“Christ,” Eames had muttered, rolling up his sleeves and unbuttoning his shirt halfway. Arthur glared and felt like he was being roasted in the tight confines of his three piece suit. At least the freezer, refrigerator and shower still worked.
“We need some food,” he’d said to Eames.
“Alright, darling, you drive and I’ll do the shopping run.”
So here Arthur was, in their car with the cooling turned down as low as possible (it wasn’t cool enough), doing a Sudoku on an old newspaper that he’d found in the glove box. He was beginning to worry about Eames when the back door flung open and a violent rustling of plastic bags sounded as Eames scrambled in.
“Quick, Arthur, I’ve got ice cream,” he said and Arthur chucked the newspaper and pen messily into the passenger seat in his haste to start the engine. “Sorry I took so long, I couldn’t pick the second ice cream flavour,” he apologised as Arthur pulled out of the parking spot.
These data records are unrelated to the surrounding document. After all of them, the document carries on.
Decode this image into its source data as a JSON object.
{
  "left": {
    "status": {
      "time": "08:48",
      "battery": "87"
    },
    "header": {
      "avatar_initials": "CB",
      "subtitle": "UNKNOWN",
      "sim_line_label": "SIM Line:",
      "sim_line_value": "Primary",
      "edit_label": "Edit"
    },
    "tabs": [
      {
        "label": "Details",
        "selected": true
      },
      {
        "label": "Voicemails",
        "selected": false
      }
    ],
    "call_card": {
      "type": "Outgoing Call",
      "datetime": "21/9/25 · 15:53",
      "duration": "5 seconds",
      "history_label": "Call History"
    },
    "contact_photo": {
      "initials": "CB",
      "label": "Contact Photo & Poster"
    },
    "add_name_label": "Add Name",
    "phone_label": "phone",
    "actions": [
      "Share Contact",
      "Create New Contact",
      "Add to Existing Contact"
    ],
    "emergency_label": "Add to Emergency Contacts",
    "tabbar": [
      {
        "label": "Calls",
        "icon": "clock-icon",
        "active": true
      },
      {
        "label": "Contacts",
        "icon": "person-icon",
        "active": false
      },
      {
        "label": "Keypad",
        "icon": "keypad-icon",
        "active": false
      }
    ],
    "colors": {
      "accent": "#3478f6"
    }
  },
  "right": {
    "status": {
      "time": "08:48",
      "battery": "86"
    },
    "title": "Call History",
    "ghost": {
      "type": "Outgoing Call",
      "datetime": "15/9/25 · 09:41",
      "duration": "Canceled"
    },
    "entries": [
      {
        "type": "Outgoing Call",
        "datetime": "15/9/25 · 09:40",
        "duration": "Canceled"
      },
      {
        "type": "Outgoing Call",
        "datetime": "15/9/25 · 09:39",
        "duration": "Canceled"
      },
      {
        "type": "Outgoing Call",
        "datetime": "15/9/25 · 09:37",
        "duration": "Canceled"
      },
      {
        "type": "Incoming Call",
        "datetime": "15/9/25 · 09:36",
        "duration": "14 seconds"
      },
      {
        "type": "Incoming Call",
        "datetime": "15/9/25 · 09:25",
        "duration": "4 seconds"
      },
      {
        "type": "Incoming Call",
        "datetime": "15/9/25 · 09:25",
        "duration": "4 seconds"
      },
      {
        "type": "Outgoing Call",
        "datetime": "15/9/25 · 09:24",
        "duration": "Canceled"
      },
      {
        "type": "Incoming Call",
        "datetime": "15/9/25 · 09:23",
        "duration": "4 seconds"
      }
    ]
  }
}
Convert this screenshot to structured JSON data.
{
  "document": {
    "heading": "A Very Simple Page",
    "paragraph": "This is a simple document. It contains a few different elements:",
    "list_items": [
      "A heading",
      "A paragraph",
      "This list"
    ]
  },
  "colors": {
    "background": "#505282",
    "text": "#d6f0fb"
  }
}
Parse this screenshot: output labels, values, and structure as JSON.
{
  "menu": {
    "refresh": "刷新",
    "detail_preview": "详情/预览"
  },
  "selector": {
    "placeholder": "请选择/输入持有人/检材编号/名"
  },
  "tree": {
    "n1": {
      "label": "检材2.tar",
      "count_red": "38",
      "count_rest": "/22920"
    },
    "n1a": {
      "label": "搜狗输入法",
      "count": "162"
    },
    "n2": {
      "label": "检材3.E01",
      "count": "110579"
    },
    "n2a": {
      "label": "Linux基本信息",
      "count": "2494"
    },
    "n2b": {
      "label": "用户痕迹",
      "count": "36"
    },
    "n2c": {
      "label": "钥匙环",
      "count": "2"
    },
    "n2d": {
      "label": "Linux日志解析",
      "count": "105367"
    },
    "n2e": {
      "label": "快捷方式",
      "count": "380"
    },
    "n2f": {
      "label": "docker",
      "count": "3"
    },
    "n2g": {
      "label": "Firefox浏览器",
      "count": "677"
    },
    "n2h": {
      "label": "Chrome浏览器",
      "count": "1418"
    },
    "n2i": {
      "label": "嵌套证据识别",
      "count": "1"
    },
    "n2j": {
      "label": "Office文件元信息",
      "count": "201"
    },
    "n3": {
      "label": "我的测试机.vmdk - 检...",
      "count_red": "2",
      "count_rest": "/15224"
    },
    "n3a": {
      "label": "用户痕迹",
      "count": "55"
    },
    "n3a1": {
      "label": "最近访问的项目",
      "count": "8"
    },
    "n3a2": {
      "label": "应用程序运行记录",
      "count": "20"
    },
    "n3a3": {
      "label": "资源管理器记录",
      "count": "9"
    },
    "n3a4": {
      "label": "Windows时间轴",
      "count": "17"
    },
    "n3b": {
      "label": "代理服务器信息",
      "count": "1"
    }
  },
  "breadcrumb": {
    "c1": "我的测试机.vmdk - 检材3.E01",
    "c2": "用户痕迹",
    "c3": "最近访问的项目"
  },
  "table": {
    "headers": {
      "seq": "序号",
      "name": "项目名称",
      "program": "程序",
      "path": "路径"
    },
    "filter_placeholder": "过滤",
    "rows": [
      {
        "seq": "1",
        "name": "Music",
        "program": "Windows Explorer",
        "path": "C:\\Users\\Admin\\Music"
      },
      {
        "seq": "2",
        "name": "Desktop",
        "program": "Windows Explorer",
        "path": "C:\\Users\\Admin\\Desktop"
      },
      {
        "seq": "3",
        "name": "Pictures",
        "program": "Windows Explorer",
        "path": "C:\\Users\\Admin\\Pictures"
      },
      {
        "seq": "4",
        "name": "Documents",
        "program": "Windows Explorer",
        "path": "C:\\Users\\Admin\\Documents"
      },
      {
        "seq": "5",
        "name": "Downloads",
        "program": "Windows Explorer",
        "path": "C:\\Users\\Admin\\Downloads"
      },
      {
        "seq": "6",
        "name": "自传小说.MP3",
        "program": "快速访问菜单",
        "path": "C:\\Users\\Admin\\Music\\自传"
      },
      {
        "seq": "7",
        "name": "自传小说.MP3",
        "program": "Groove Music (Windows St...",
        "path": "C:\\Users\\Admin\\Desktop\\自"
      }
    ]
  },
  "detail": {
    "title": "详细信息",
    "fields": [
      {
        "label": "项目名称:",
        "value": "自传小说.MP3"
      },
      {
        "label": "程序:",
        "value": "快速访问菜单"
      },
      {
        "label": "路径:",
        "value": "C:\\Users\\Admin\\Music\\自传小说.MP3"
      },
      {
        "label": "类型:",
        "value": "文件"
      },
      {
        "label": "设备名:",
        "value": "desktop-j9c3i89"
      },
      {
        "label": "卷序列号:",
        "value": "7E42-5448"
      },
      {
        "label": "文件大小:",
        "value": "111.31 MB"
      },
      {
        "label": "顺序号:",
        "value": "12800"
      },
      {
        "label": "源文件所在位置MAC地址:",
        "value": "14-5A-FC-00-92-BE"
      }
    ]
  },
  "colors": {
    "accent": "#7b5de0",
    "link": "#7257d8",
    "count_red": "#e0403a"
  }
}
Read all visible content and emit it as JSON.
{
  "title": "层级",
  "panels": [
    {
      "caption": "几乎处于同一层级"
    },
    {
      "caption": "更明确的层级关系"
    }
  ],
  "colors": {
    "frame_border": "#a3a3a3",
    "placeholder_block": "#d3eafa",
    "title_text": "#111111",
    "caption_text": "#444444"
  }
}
“What did you get?”
“Cookies and cream, I know it’s your favourite, and honey macadamia.”
“Oh my God,” Arthur moaned, already imagining the coldness sliding down his throat and settling in his stomach.
“I know. We’ll go home and you can have a shower and then you can eat all the ice cream you like.”
It shouldn’t have been a surprise to Arthur that they’d come up against a traffic jam. A car up ahead had managed to do a barrel roll and was blocking both lanes. Arthur was on the verge of doing something reckless and illegal to save the ice cream. He twiddled the temperature gauge nervously and glanced in the rear-view mirror at Eames, who was prodding at the shopping bags.
“Is the ice cream melting?” Arthur asked urgently.
“No, it’s alright, it’s alright,” Eames reassured hastily. “Don’t do anything stupid, darling, I didn’t bring my gun and I do love our house here.” Arthur huffed and drummed his fingers on the steering wheel, inching forwards until he found a side street he could escape into. They made it back home ten minutes later and dashed into the kitchen, shoving the shopping into the freezer and slamming it shut, panting heavily and covered in sweat. Arthur slumped against Eames’ shoulder, pressing his forehead into the bulk of his arm and groaned.
“Let’s get you out of these clothes, then,” Eames grinned, and dragged him off to the bathroom.